> Available records
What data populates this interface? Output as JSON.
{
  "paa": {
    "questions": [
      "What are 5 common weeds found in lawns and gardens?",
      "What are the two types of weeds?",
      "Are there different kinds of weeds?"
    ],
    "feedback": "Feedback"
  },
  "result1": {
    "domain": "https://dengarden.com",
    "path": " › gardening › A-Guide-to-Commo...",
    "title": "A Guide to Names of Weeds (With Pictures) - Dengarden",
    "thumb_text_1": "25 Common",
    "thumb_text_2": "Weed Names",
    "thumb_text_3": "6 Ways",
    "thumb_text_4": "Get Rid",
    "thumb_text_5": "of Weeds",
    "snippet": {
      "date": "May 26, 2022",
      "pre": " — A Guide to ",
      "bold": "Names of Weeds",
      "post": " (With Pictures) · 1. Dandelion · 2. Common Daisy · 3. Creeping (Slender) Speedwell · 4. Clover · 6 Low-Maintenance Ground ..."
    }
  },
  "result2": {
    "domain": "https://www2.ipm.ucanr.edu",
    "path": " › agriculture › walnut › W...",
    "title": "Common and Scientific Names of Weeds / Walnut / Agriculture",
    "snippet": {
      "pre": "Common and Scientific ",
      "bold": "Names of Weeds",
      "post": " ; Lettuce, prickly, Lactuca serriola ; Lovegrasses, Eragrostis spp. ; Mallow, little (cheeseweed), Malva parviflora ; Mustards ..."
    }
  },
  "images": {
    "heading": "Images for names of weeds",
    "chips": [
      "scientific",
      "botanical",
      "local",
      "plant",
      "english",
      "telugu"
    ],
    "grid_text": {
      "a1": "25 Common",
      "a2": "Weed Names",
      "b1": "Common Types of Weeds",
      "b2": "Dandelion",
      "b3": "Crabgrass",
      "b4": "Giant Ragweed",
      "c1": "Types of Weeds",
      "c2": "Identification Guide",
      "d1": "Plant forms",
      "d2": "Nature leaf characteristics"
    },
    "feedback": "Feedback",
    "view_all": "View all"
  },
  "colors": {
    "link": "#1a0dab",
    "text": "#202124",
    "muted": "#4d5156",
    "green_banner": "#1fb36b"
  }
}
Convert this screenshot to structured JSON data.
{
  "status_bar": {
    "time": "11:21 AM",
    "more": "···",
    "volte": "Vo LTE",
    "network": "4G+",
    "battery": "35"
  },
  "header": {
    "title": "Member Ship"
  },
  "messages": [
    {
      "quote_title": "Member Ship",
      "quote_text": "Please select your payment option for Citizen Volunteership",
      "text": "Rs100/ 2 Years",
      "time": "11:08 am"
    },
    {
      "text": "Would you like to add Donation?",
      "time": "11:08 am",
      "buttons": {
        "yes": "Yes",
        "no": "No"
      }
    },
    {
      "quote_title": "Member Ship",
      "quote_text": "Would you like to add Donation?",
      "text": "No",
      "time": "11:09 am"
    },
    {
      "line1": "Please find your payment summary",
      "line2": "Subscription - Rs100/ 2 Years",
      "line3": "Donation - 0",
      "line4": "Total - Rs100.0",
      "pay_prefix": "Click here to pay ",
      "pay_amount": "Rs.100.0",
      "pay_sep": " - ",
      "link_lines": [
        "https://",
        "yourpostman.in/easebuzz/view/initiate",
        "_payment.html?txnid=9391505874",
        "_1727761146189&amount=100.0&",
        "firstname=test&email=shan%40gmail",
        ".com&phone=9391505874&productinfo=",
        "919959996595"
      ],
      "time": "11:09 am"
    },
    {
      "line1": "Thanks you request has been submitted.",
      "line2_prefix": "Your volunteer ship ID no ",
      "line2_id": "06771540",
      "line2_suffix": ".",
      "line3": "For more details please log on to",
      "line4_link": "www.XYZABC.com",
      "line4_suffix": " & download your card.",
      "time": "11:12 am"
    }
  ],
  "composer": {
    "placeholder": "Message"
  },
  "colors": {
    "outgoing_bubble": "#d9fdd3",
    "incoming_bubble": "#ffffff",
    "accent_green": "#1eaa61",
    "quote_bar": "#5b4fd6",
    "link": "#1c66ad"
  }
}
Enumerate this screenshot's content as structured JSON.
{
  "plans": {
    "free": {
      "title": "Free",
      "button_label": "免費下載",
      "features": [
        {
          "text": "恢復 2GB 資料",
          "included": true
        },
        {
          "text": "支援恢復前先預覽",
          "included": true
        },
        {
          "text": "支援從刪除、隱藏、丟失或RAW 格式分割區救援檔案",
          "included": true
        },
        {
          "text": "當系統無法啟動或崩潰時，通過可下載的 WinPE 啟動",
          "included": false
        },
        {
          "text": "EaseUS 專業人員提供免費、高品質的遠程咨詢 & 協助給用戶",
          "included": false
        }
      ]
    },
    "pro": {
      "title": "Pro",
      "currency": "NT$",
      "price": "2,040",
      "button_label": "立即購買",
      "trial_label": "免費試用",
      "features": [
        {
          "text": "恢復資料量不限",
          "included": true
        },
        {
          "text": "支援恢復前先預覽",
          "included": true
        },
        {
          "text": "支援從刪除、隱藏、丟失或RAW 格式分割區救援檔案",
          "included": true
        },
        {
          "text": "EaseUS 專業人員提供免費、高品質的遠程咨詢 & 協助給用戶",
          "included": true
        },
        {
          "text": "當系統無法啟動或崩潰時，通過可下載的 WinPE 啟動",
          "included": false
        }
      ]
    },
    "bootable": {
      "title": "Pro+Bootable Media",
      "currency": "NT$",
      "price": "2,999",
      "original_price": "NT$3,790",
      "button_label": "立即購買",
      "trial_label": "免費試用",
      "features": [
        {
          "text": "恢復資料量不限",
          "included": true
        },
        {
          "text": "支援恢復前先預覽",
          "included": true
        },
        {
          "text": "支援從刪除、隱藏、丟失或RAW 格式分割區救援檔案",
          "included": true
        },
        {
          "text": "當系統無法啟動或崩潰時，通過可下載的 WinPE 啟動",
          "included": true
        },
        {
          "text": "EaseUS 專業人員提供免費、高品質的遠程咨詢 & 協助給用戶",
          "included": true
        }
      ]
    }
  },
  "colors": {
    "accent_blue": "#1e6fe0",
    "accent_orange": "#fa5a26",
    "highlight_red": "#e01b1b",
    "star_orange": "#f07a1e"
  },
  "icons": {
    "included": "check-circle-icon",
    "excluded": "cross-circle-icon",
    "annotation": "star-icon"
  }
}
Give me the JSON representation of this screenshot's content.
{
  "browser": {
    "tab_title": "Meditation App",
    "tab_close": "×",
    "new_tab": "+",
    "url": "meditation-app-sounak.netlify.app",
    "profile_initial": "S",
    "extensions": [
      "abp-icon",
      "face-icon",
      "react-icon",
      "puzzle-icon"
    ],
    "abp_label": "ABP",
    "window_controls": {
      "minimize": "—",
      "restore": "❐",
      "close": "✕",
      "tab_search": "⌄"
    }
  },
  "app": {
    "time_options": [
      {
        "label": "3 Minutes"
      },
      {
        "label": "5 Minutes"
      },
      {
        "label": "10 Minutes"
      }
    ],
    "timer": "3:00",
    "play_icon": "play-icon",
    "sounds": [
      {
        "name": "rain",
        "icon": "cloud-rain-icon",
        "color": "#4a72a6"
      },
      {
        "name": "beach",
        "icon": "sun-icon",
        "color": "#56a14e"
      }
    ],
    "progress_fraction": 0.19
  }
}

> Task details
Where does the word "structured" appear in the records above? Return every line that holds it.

> Final answer
Convert this screenshot to structured JSON data.
Enumerate this screenshot's content as structured JSON.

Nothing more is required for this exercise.